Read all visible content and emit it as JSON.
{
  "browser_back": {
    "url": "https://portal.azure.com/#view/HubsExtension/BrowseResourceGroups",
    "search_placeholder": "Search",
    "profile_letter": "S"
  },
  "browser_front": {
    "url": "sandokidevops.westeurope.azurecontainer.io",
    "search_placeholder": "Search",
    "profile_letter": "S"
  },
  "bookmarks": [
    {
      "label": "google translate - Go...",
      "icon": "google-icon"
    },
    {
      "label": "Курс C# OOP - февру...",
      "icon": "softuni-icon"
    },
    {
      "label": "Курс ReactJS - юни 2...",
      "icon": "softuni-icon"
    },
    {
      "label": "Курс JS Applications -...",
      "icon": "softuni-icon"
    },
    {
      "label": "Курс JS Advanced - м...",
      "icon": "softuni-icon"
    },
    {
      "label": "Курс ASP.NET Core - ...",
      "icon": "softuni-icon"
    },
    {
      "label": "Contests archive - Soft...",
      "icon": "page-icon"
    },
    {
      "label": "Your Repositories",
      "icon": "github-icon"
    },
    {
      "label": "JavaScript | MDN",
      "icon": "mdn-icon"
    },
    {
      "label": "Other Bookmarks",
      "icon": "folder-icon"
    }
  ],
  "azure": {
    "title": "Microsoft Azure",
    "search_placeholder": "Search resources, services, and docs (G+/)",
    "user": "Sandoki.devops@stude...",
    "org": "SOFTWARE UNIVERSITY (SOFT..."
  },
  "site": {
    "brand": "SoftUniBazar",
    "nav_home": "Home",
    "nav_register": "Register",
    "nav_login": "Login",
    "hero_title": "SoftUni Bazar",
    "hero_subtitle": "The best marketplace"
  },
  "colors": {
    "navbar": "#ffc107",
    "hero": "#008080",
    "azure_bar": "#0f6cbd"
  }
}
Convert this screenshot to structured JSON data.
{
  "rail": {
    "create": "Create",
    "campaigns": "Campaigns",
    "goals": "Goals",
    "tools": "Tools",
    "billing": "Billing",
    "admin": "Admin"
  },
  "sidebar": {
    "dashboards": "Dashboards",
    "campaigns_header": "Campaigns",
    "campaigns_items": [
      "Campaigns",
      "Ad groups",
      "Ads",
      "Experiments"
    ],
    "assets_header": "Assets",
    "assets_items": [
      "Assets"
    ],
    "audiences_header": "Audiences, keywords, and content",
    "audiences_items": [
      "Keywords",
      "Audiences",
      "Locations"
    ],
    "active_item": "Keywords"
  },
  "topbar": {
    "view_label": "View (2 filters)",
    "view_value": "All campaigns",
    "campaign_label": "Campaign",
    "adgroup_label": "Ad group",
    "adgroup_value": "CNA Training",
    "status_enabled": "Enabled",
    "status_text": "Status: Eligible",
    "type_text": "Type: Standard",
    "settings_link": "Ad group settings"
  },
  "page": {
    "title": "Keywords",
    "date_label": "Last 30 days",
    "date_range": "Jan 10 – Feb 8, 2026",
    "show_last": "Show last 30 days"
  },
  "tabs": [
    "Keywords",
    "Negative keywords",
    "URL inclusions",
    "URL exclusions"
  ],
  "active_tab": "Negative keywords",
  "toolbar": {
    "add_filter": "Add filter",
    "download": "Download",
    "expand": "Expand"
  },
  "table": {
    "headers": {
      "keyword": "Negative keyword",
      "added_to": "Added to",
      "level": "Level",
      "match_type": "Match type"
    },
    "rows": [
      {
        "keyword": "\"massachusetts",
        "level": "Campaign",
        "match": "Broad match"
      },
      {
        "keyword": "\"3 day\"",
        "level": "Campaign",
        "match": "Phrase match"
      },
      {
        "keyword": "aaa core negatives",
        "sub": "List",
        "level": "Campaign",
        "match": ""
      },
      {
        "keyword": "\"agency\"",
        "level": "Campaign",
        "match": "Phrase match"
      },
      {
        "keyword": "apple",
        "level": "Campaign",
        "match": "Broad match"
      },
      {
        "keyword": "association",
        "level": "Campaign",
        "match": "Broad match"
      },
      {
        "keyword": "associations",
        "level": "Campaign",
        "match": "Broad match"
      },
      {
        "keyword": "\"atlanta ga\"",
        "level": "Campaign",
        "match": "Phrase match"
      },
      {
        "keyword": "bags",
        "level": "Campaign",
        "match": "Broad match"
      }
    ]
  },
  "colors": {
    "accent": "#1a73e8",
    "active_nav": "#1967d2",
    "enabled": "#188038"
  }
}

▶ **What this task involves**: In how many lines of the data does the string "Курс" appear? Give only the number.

▶ **Exercise answer**: 5